Kate Roff hits a few bumps with road rules while driving overseas.
The traffic light laws at intersections in the US remind me a lot of a line from the movie Pirates of the Caribbean (don't pretend you didn't see it) where Geoffrey Rush gets out of a technical regulation by claiming, "It's more of a guideline than an actual rule".
You see, though most countries uniformly recognise a red light as a solid indication to stop, in the midwestern states of Northern America they are somewhat flexible. A red does indeed mean stop, but there are exceptions to the rule. If you are turning right (remember, that would be the equivalent of our NZ left), then you are allowed to stop, look, and then go. Also, if you are turning left on to a one-way road and have a red light, you are permitted to stop and then proceed. Particularly unhelpful for international drivers is the use of flashing red lights, which means the traffic light in question is sometimes used but at the moment it too has been relegated to the role of a stop sign. It goes against most drivers' instincts and usually leaves me trying to mentally run through an entire list of sub-clauses from drivers-ed books when I approach intersections.

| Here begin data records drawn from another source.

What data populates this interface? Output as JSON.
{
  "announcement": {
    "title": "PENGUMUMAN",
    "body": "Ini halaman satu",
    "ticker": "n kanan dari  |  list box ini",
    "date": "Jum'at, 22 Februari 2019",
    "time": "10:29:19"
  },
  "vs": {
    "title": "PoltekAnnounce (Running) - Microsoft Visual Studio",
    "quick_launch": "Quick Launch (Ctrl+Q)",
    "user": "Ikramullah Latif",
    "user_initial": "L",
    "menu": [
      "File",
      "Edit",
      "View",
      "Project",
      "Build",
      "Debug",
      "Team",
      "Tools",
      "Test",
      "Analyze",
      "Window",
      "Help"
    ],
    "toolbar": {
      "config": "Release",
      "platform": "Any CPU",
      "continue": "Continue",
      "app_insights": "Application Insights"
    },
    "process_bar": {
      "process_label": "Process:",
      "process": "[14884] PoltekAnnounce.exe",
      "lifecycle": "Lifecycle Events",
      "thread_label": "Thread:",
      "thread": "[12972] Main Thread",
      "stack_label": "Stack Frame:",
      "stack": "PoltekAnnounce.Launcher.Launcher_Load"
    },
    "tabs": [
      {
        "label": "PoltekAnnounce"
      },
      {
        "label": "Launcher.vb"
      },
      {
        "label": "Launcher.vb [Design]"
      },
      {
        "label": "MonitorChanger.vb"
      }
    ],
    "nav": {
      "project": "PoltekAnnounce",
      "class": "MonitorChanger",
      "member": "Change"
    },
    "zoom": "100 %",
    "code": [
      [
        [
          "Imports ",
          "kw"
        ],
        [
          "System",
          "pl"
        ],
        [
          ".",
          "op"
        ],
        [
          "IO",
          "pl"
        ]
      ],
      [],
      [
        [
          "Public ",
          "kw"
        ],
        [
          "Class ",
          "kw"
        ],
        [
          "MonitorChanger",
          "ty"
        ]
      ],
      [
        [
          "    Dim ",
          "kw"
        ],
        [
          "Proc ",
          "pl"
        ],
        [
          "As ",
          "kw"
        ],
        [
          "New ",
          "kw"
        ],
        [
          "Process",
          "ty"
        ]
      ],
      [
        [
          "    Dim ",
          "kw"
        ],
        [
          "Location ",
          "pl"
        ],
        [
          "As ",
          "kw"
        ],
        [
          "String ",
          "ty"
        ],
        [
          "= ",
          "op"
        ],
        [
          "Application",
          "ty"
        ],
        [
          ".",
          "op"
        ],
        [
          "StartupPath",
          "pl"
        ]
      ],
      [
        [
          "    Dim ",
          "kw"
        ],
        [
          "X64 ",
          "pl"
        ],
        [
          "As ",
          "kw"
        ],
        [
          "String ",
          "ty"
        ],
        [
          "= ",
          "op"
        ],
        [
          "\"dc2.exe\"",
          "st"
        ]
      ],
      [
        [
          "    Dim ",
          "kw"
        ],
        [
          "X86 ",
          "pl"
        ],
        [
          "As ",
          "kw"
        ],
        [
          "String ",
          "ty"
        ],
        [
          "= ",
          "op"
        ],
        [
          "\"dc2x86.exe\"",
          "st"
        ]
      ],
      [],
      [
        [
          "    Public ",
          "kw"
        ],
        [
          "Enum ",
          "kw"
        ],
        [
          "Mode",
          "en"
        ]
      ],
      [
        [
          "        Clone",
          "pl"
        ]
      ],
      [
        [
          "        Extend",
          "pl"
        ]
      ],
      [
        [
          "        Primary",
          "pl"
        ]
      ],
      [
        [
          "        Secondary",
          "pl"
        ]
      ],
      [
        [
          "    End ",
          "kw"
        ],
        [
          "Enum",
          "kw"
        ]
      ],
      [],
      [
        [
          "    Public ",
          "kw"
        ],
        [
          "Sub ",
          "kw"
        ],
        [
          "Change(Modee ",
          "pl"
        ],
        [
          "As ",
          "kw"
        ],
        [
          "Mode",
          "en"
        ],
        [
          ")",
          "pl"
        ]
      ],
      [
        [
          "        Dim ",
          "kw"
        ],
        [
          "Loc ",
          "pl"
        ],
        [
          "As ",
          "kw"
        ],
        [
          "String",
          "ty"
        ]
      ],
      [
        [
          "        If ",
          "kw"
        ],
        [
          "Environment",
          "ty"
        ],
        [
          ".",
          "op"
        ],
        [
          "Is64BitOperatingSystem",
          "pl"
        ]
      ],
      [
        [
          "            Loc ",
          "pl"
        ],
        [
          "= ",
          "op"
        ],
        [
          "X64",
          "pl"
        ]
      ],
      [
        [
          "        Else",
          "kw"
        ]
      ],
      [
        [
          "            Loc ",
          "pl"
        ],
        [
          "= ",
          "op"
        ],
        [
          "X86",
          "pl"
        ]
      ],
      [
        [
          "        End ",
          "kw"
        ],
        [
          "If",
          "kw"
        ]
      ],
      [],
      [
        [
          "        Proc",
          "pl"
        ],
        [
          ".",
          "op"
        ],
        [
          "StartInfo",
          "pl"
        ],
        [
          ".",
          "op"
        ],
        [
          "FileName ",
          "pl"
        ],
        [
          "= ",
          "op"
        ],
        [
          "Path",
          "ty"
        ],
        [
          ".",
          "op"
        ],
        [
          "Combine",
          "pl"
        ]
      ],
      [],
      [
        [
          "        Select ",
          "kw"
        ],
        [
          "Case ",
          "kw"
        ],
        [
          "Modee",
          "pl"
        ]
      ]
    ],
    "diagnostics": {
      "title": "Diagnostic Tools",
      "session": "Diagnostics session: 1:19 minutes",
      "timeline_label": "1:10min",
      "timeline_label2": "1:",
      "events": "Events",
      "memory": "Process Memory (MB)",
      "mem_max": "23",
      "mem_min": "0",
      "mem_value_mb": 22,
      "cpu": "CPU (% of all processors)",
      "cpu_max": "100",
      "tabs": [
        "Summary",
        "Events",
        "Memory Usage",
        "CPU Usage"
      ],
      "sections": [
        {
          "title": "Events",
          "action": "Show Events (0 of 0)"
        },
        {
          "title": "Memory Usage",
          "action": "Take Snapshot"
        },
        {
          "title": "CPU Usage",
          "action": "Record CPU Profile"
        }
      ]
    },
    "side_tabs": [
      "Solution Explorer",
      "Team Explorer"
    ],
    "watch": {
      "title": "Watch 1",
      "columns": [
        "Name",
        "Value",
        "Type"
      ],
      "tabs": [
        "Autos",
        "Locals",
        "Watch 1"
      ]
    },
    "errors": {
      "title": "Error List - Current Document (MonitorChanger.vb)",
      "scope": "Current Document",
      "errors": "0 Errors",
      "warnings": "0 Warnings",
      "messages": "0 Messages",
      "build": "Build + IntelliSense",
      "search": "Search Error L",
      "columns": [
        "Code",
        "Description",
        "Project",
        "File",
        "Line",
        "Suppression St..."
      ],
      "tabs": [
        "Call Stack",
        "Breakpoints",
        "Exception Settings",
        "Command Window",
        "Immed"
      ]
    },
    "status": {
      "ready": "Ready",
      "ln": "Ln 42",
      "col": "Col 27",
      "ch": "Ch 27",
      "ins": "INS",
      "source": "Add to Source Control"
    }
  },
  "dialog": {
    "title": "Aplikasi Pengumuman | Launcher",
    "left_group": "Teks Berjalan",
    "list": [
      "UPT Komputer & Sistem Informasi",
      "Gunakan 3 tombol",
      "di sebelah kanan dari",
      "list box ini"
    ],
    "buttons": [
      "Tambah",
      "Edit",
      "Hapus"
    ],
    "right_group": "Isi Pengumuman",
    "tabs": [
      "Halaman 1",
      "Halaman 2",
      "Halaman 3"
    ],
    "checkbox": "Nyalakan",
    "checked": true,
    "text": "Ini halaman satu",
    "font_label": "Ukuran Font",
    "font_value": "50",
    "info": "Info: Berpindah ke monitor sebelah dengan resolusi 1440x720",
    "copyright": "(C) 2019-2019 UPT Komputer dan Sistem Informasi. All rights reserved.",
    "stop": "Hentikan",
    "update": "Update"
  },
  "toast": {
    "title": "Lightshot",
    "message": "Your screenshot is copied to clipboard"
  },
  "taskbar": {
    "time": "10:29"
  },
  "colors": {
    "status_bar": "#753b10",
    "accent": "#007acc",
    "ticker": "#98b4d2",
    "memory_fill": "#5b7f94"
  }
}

Confusing traffic laws are not, obviously, limited to the Land of the Free. Aside from the left-right switch most drivers have to make on their trip abroad, there are other road customs that are more culturally-based. Avoiding collisions with weaving motorbikes in Thailand, dodging wayward sacred cattle in India, and moving off the road for faster motorists to pass you in South Africa are all par for the course for seasoned drivers, but confronting for newcomers. During one ludicrous moment in Florence, it became clear to me that despite the installation of a roundabout designed to ease the traffic flow at a congested intersection, no one had any intention of giving way — resulting in an almost comical array of cars squeezed bumper-to-bumper in a chaotic circle that took a full hour to untangle. Another stand-off I came across was on a one-way bridge in Costa Rica, where two vehicles had attempted to cross at the same time. The drivers met in the middle and each stubbornly refused to reverse, while traffic behind them on both sides backed up. When one of them finally agreed to double back it took forever to convince everyone behind him that they had to do the same.
Even more concerning are some of the laws that can ping you while driving in other countries. You can technically be fined for running out of fuel on the autobahn in Germany, having any blood alcohol level above zero in Brazil, splashing a pedestrian as you drive through puddles in Japan, and in Manila, there's one day a week when you cannot drive your car, determined by the last digit of your licence plate. That's right, if your numberplate ends in a 2 you're not supposed to drive on Mondays.
I have, however, encountered one silver-lining moment when driving overseas. I incurred a parking fine in Edinburgh after I illegally parked to duck into my hotel (ironically to ask where to park the hire car).
When the fine was dutifully passed on by the rental company I wrote to the Scottish authorities to explain the situation. The letter I received in reply essentially implied that they had no way of enforcing the fine, and could I kindly stop bothering them about it? It's not something I recommend, as it could have easily gone the other way, but I did walk away from that one feeling like I'd had at least one win on the international road scene.